John Campos, the former vice-chairman of Utah’s SunFirst Bank, has been sentenced to three months in prison for his role in assisting online poker companies process payments to US customers. Campos, one of the original 11 figures indicted in the April 15, 2011 legal actions known as Black Friday, learned his fate in a Manhattan courtroom on Wednesday. In handing down the sentence, Judge Lewis Kaplan noted that Campos didn’t personally profit all that much from his involvement in the scheme, but that didn’t absolve him of guilt in a “greed-driven crime.” Originally facing multiple felony counts, Campos reached a plea agreement with prosecutors this March in which he would plead guilty to a single misdemeanor count of “causing a bank insured by the Federal Deposit Insurance Corporation to process illegal gambling transactions.”
THAT’S HOW THE BOOKIE CRUMBLES
In other New York court action, Staten Island resident Charles Cicalo pled guilty to ‘first degree promoting gambling’ and agreed to forfeit $1.3m in unlawful profits earned from illegal bookmaking. Cicalo had been facing a possible 25-year sentence, but the deal with Queens D.A. Richard A. Brown means Cicalo is looking at a one- to three-year prison stint when he’s sentenced on Sept. 6.
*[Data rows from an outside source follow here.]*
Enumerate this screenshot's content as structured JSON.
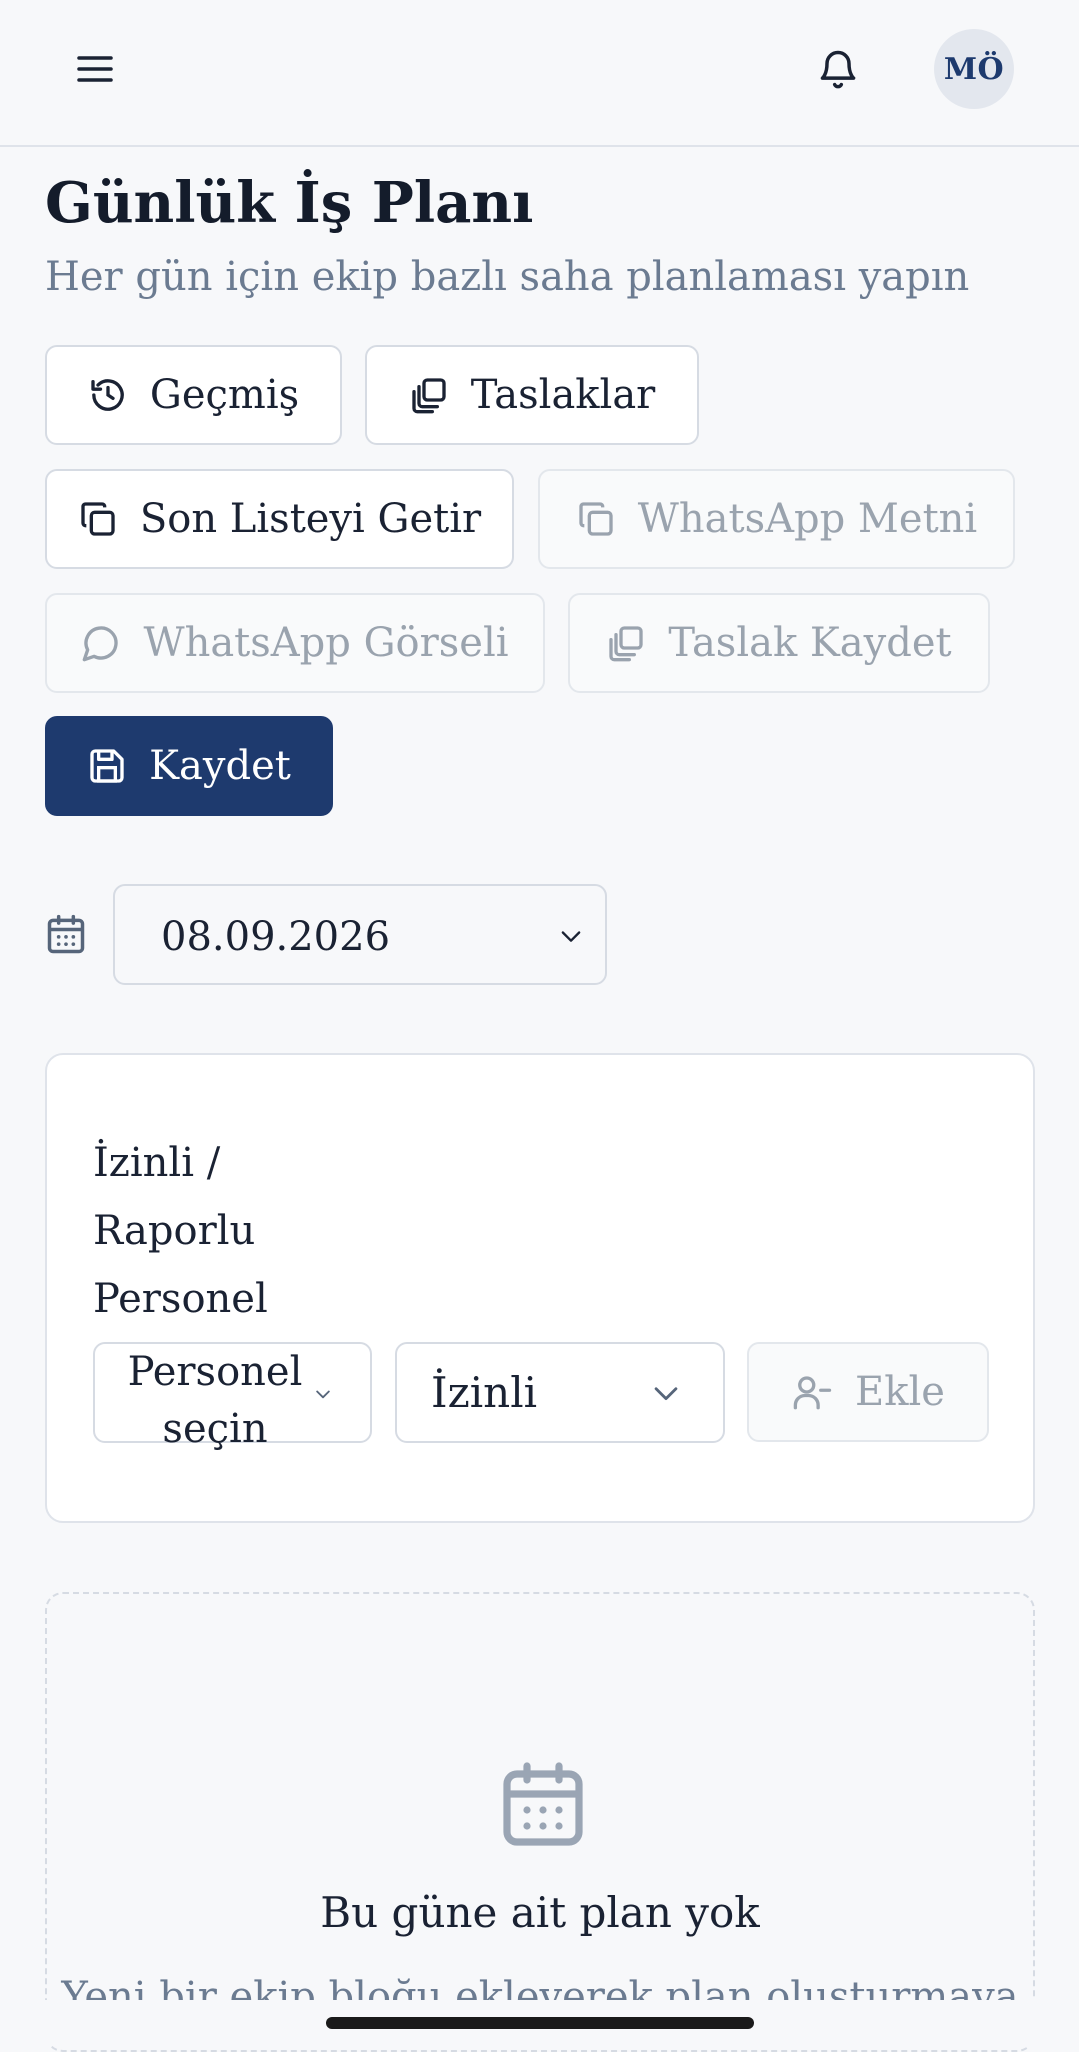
{
  "header": {
    "menu_icon": "hamburger-menu-icon",
    "bell_icon": "bell-icon",
    "avatar_initials": "MÖ"
  },
  "page": {
    "title": "Günlük İş Planı",
    "subtitle": "Her gün için ekip bazlı saha planlaması yapın"
  },
  "actions": {
    "history": {
      "label": "Geçmiş",
      "icon": "history-icon"
    },
    "drafts": {
      "label": "Taslaklar",
      "icon": "copy-stack-icon"
    },
    "last_list": {
      "label": "Son Listeyi Getir",
      "icon": "copy-icon"
    },
    "whatsapp_text": {
      "label": "WhatsApp Metni",
      "icon": "copy-icon",
      "disabled": true
    },
    "whatsapp_image": {
      "label": "WhatsApp Görseli",
      "icon": "chat-bubble-icon",
      "disabled": true
    },
    "save_draft": {
      "label": "Taslak Kaydet",
      "icon": "copy-stack-icon",
      "disabled": true
    },
    "save": {
      "label": "Kaydet",
      "icon": "floppy-disk-icon"
    }
  },
  "date": {
    "icon": "calendar-icon",
    "value": "08.09.2026"
  },
  "leave_card": {
    "title_lines": [
      "İzinli /",
      "Raporlu",
      "Personel"
    ],
    "person_select": {
      "line1": "Personel",
      "line2": "seçin"
    },
    "status_select": "İzinli",
    "add_button": {
      "label": "Ekle",
      "icon": "user-minus-icon",
      "disabled": true
    }
  },
  "empty_state": {
    "icon": "calendar-icon",
    "title": "Bu güne ait plan yok",
    "description": "Yeni bir ekip bloğu ekleyerek plan oluşturmaya"
  },
  "colors": {
    "primary": "#1e3a6e",
    "muted_text": "#6b7b91",
    "disabled_text": "#9aa3ae",
    "border": "#d6dbe3",
    "background": "#f7f8fa"
  }
}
Cicalo ran a credit-betting operation that took bets via two Costa Rica-based websites – crownsports.com and jazzsports.com – while retaining the services of “super agents” to collect and distribute money to and from punters in the US. The operation was taken down in April 2010 when police made 26 arrests, 24 of which have since resulted in convictions. One of Cicalo’s super agents remains at large. Combined, the operators have forfeited $2.7m. Authorities say the operation took in $154m over its three years of operation.
EVERYTHING’S BIGGER IN TEXAS
In Texas, a similar operation is accused of processing wagers totaling over $1b between Sept. 2009 and Sept. 2010, with $50m of that being held by the perpetrators. Interestingly, criminal charges have yet to be filed – all information surrounding the case comes from a list of assets seized by the Internal Revenue Services’ criminal investigations division during two sets of raids in March 2011 and January 2012. IRS agents claim the Dallas/Fort Worth-area operation, which is believed to have been in action since 2002, involved 22 individuals utilizing 25 separate websites and a toll-free telephone number in the Dutch-controlled island of Curacao in the Caribbean. NBC affiliate KXAS’ Scott Gordon says the phone number received an average of 20k calls per month, ranging as high as 35k per month.
Many of the individuals whose assets were seized by the IRS have filed suit to compel the IRS to return their property, which includes cash, cars, computers, jewelry, collectible coins and silver bars. Among those seeking redress is poker pro Gregg Merkow, whose live tournament honors include a $561k payday for winning a WSOP Circuit NLHE Championship in 2005. Merkow claims the IRS is holding “numerous” gold coins and $233k in cash, which Merkow claims he needs to practice his profession.
Attorneys for many of those allegedly involved in the bookmaking operation are claiming that their clients were unaware that what they were doing was illegal. One of the websites connected with the operation, DMNonthenet.com, is still active, having shifted from Curacao to Costa Rica following the March 2011 IRS raids. The IRS has yet to prove anyone involved in the operation committed a criminal act, although attorneys for some of those who had assets seized say they expect prosecutors to file indictments in the coming weeks.